_The task_:
Below are some records. Copy every line in them that holds "Medical".

_Records for the task_:
::::
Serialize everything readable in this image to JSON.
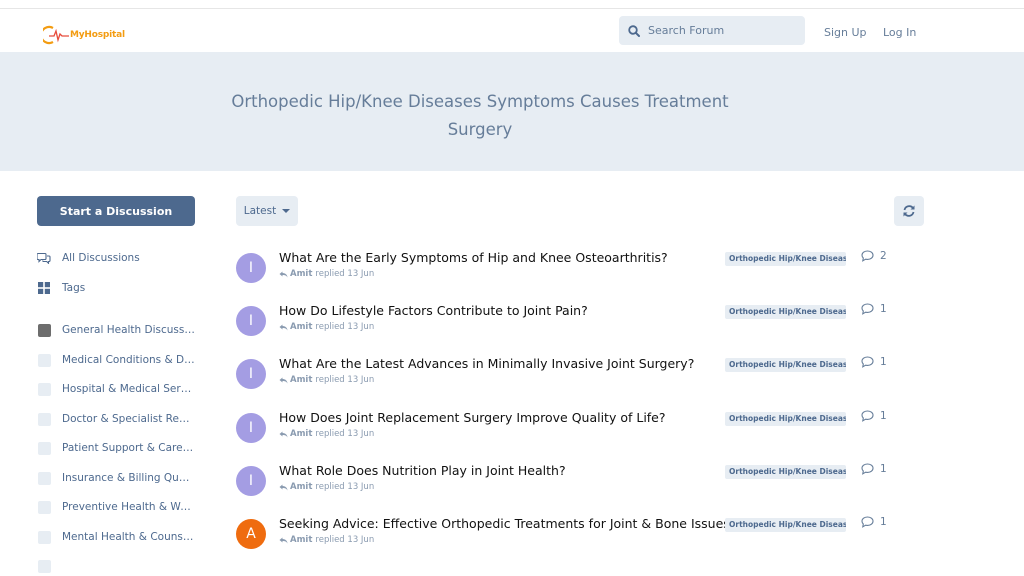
{
  "header": {
    "logo_text": "MyHospital",
    "search_placeholder": "Search Forum",
    "signup_label": "Sign Up",
    "login_label": "Log In"
  },
  "hero": {
    "title_line1": "Orthopedic Hip/Knee Diseases Symptoms Causes Treatment",
    "title_line2": "Surgery"
  },
  "sidebar": {
    "start_label": "Start a Discussion",
    "nav": [
      {
        "label": "All Discussions",
        "icon": "comments-icon"
      },
      {
        "label": "Tags",
        "icon": "grid-icon"
      }
    ],
    "categories": [
      {
        "label": "General Health Discussions",
        "swatch": "#6d6d6d"
      },
      {
        "label": "Medical Conditions & Dis...",
        "swatch": "#e7edf3"
      },
      {
        "label": "Hospital & Medical Services",
        "swatch": "#e7edf3"
      },
      {
        "label": "Doctor & Specialist Reviews",
        "swatch": "#e7edf3"
      },
      {
        "label": "Patient Support & Caregiv...",
        "swatch": "#e7edf3"
      },
      {
        "label": "Insurance & Billing Questi...",
        "swatch": "#e7edf3"
      },
      {
        "label": "Preventive Health & Welln...",
        "swatch": "#e7edf3"
      },
      {
        "label": "Mental Health & Counseli...",
        "swatch": "#e7edf3"
      }
    ]
  },
  "toolbar": {
    "sort_label": "Latest"
  },
  "discussions": [
    {
      "avatar": "I",
      "avatar_color": "#a49de3",
      "title": "What Are the Early Symptoms of Hip and Knee Osteoarthritis?",
      "user": "Amit",
      "action": "replied",
      "date": "13 Jun",
      "tag": "Orthopedic Hip/Knee Diseases",
      "replies": "2"
    },
    {
      "avatar": "I",
      "avatar_color": "#a49de3",
      "title": "How Do Lifestyle Factors Contribute to Joint Pain?",
      "user": "Amit",
      "action": "replied",
      "date": "13 Jun",
      "tag": "Orthopedic Hip/Knee Diseases",
      "replies": "1"
    },
    {
      "avatar": "I",
      "avatar_color": "#a49de3",
      "title": "What Are the Latest Advances in Minimally Invasive Joint Surgery?",
      "user": "Amit",
      "action": "replied",
      "date": "13 Jun",
      "tag": "Orthopedic Hip/Knee Diseases",
      "replies": "1"
    },
    {
      "avatar": "I",
      "avatar_color": "#a49de3",
      "title": "How Does Joint Replacement Surgery Improve Quality of Life?",
      "user": "Amit",
      "action": "replied",
      "date": "13 Jun",
      "tag": "Orthopedic Hip/Knee Diseases",
      "replies": "1"
    },
    {
      "avatar": "I",
      "avatar_color": "#a49de3",
      "title": "What Role Does Nutrition Play in Joint Health?",
      "user": "Amit",
      "action": "replied",
      "date": "13 Jun",
      "tag": "Orthopedic Hip/Knee Diseases",
      "replies": "1"
    },
    {
      "avatar": "A",
      "avatar_color": "#ef6c0f",
      "title": "Seeking Advice: Effective Orthopedic Treatments for Joint & Bone Issues",
      "user": "Amit",
      "action": "replied",
      "date": "13 Jun",
      "tag": "Orthopedic Hip/Knee Diseases",
      "replies": "1"
    }
  ]
}
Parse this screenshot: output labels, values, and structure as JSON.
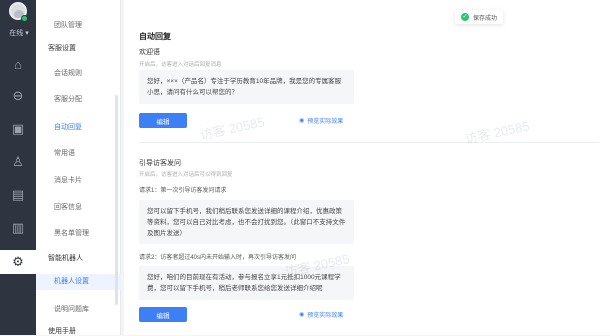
{
  "sidebar": {
    "status": "在线 ▾",
    "nav_icons": [
      "home-icon",
      "compass-icon",
      "dashboard-icon",
      "user-icon",
      "document-icon",
      "chart-icon",
      "gear-icon"
    ]
  },
  "submenu": {
    "items": [
      {
        "label": "团队管理",
        "type": "sub"
      },
      {
        "label": "客服设置",
        "type": "group"
      },
      {
        "label": "会话规则",
        "type": "sub"
      },
      {
        "label": "客服分配",
        "type": "sub"
      },
      {
        "label": "自动回复",
        "type": "sub-active"
      },
      {
        "label": "常用语",
        "type": "sub"
      },
      {
        "label": "消息卡片",
        "type": "sub"
      },
      {
        "label": "回客信息",
        "type": "sub"
      },
      {
        "label": "黑名单管理",
        "type": "sub"
      },
      {
        "label": "智能机器人",
        "type": "group"
      },
      {
        "label": "机器人设置",
        "type": "sub-selected"
      },
      {
        "label": "说明问题库",
        "type": "sub"
      },
      {
        "label": "使用手册",
        "type": "group"
      }
    ]
  },
  "toast": {
    "text": "保存成功"
  },
  "main": {
    "title": "自动回复",
    "welcome": {
      "label": "欢迎语",
      "hint": "开启后，访客进入对话后回复消息",
      "message": "您好，×××（产品名）专注于学历教育10年品牌，我是您的专属客服小思，请问有什么可以帮您的？",
      "edit_label": "编辑",
      "preview_label": "预览实际效果"
    },
    "guide": {
      "label": "引导访客发问",
      "hint": "开启后，访客进入对话后可以得到回复",
      "rule1_label": "请求1：第一次引导访客发问请求",
      "rule1_message": "您可以留下手机号，我们稍后联系您发送详细的课程介绍，优惠政策等资料，您可以自己对比考虑，也不会打扰到您。（此窗口不支持文件及图片发送）",
      "rule2_label": "请求2：访客者超过40s内未开始输入时，再次引导访客发问",
      "rule2_message": "您好，咱们的目前现在有活动，参与报名立享1元抵扣1000元课程学费，您可以留下手机号，稍后老师联系您给您发送详细介绍呢",
      "edit_label": "编辑",
      "preview_label": "预览实际效果"
    }
  },
  "watermark": "访客 20585"
}
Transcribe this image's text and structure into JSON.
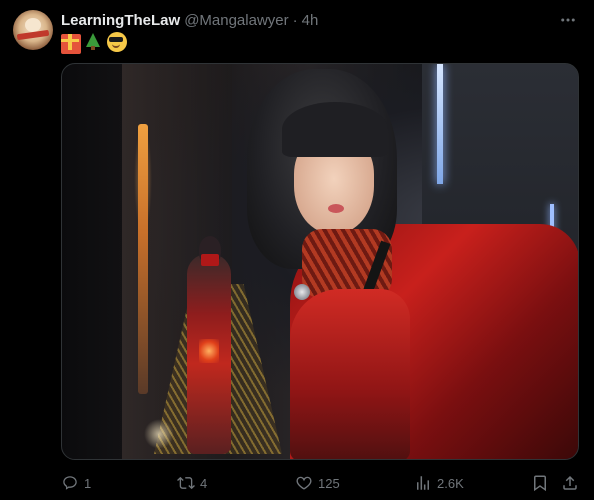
{
  "post": {
    "display_name": "LearningTheLaw",
    "handle": "@Mangalawyer",
    "separator": "·",
    "time": "4h",
    "emojis": [
      "gift-emoji",
      "christmas-tree-emoji",
      "sunglasses-emoji"
    ]
  },
  "media": {
    "alt": "image"
  },
  "actions": {
    "replies": "1",
    "reposts": "4",
    "likes": "125",
    "views": "2.6K"
  },
  "icons": {
    "more": "more-icon",
    "reply": "reply-icon",
    "repost": "repost-icon",
    "like": "heart-icon",
    "views": "views-icon",
    "bookmark": "bookmark-icon",
    "share": "share-icon"
  },
  "colors": {
    "background": "#000000",
    "text": "#e7e9ea",
    "muted": "#71767b",
    "border": "#2f3336"
  }
}
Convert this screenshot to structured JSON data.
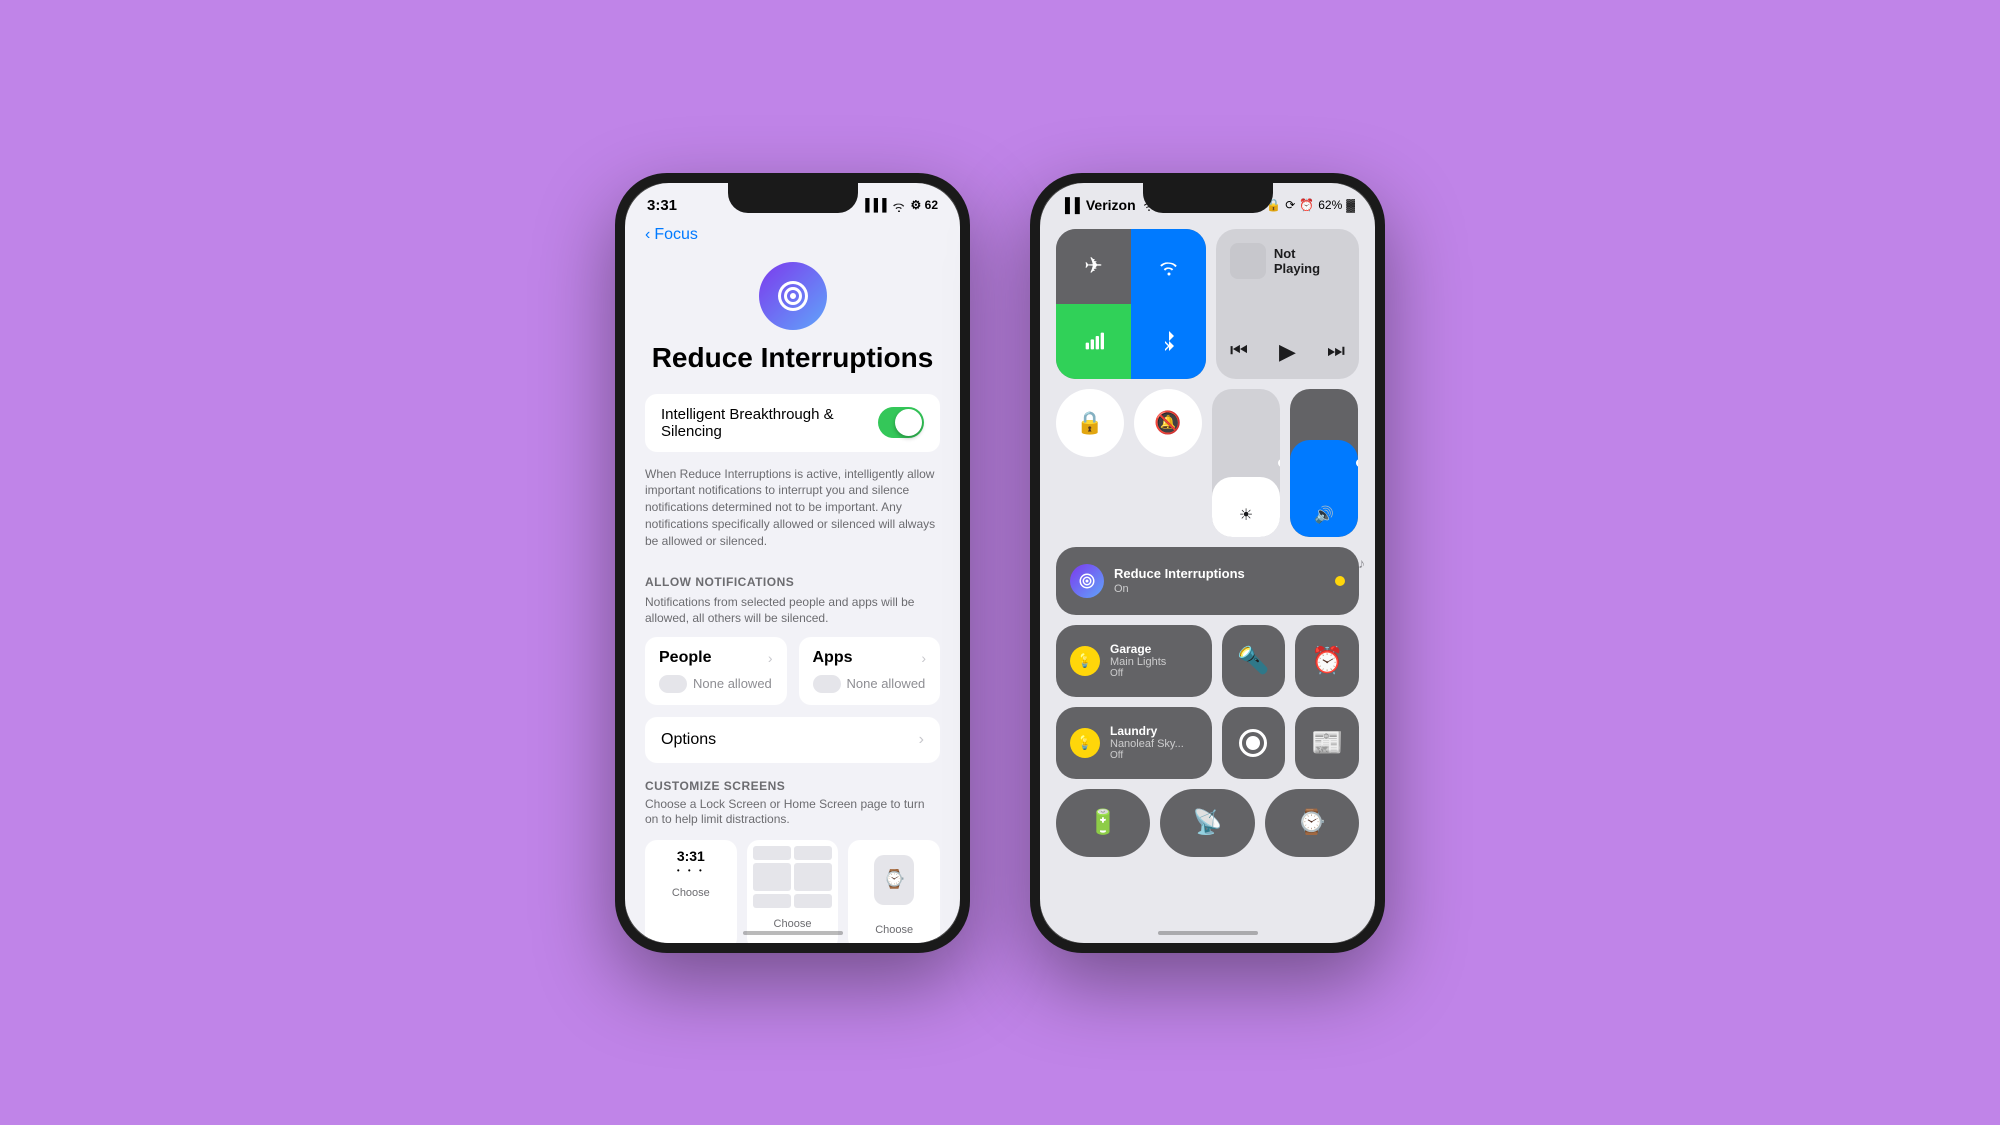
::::
_Solved exercise_:
        "label": "Medical Conditions & Dis...",
        "label": "Hospital & Medical Services",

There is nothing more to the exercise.